  4. I have always been absolutely terrified of getting cancer, that somehow if I ever got diagnosed (even if was more "minor" cancer) that it would be an automatic end to work, or laughter, or hanging out. Reading your blog, seeing you still going to work, going out a bit, playing games, still LIVING. Thank you. I mean it. And bravo on putting up pictures. It really takes some of the fear out of it. You're amazing. Mandy Nelson

  5. Nice jugs, you little exhibitionist, you...

  6. As always you make your old man proud. Keep up the good work. Love Crank.

  7. Can I tell you something honestly, and I swear I am not just saying this to be nice... But you look really great bald! For realz! I don't know if it's the glasses and the big beautiful Laura smile, but you look good.

    Ohh, how I wish I could wrap my little arms around you and give you a big HUG AND A KISS for your bravery. I know how vain you *say* you are (I've seen worse...), but if you can try and pull at least one positive note from this experience (which you seem to do all the time even though what you are going through is really terrible...) you have become to open and honest and true.

    Hopefully after bitchy Ethel and her unpleasant after bits are gone you are able to be more open and free with your body and less worried about how you look, and really EMBRACE being that beautiful girl you are <3

  8. So, I found your picture here for the very same reason you left it... in the hope of finding out what I might look like in a few weeks! I'm 33, and since July have had a mastectomy, egg harvesting, chemo, lymph node clearance and am only now, seven and a half months on, looking into radiotherapy just a few days before it starts!!! Thank you so much for posting, you look great and are doing well putting on a 'brave face'. I too took a 'mid treatment' trip to Canada (Whistler) to visit old friends and prove that it was possible to get on a snowboard and kick ass even while I was at my weakest. It's a shitty thing to have to deal with a our 'young' ages but at least we have the rest of our lives to get our heads around it! Oh, and on the subject of nude and rude pictures on the internet... go for it!! I often smile to myself at the thought of someone stealing my iphone and how they would get the fright of their life if they scrolled through my photos (which are a fully comprehensive diary of the past year)... scars and all!

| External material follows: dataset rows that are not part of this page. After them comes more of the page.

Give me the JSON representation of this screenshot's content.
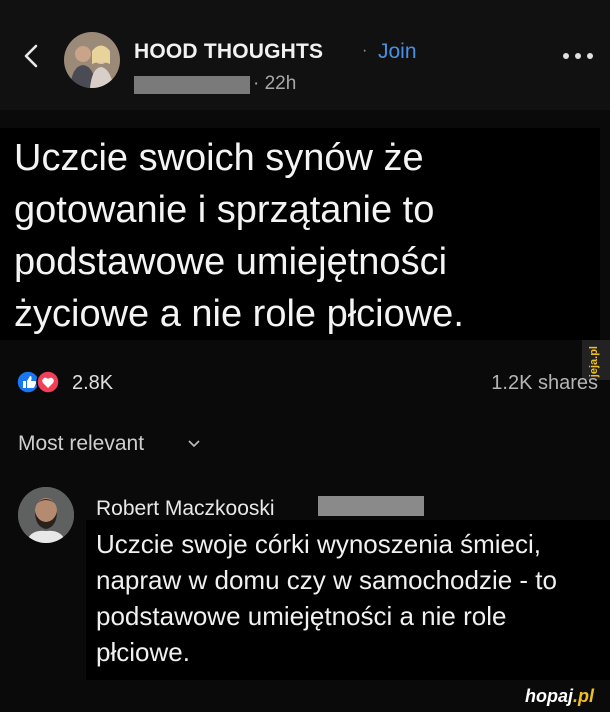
{
  "header": {
    "group_name": "HOOD THOUGHTS",
    "separator": "·",
    "join_label": "Join",
    "time": "· 22h",
    "icons": {
      "back": "chevron-left-icon",
      "more": "more-horizontal-icon"
    },
    "colors": {
      "join": "#4a90e2"
    }
  },
  "post": {
    "text": "Uczcie swoich synów że gotowanie i sprzątanie to podstawowe umiejętności życiowe a nie role płciowe."
  },
  "engagement": {
    "reaction_count": "2.8K",
    "shares": "1.2K shares",
    "icons": {
      "like": "like-icon",
      "love": "love-icon"
    }
  },
  "comments": {
    "sort_label": "Most relevant",
    "items": [
      {
        "author": "Robert Maczkooski",
        "text": "Uczcie swoje córki wynoszenia śmieci, napraw w domu czy w samochodzie - to podstawowe umiejętności a nie role płciowe."
      }
    ]
  },
  "watermarks": {
    "side": "jeja.pl",
    "bottom_main": "hopaj",
    "bottom_suffix": ".pl"
  }
}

  9. I'm crying my eyes out. And scared. Was it a hard decision for you to go through with the treatment. I seriously have thought, not knowing, a person could just have their boobs removed and it would be over. I'm very misinformed ain't I? I'm waiting on results now to know whether its malignant or not. So very glad I ran into your site. God bless you in your fight.

    1. No, for me the decision was easy. From the moment I was diagnosed I knew I would take the most agressive treatment possible. In my case, because I'm so young, chemo is pretty standard. I could have opted for a mastectomy and not had any radiation but the research suggests that the survival outcomes are about the same (mastectomy vs lumpectomy & radiation). There are pros and cons for each but to me, the surgery for a mastectomy seemed more invasive and, for my kind of cancer, unnecessary. I'm a year out from radiation and I still have some side effects but nothing major.

      Hopefully you will not need to make any of these decisions and your lump is benign. I will say that even getting the news that it was cancer was better than living in limbo. I remember how terrible waiting for results was. I hope your days pass quickly and, at the end of the tunnel, you get good news.

      Good luck!

  10. Thank you for sharing your story and photos. Just finished my rads for Stage 1 invasive breast cancer. It's very red and blistery, bumpy, itches a lot. But beats the heck out of worrying about a higher rate of recurrence. Thanks!

    1. Agreed! I'm almost five years out and I still have a "tan line" but the skin has otherwise recovered well. The breast tissue is different, and more tender, but all in all, mostly back to normal. Hope it is all smooth sailing for you from here on out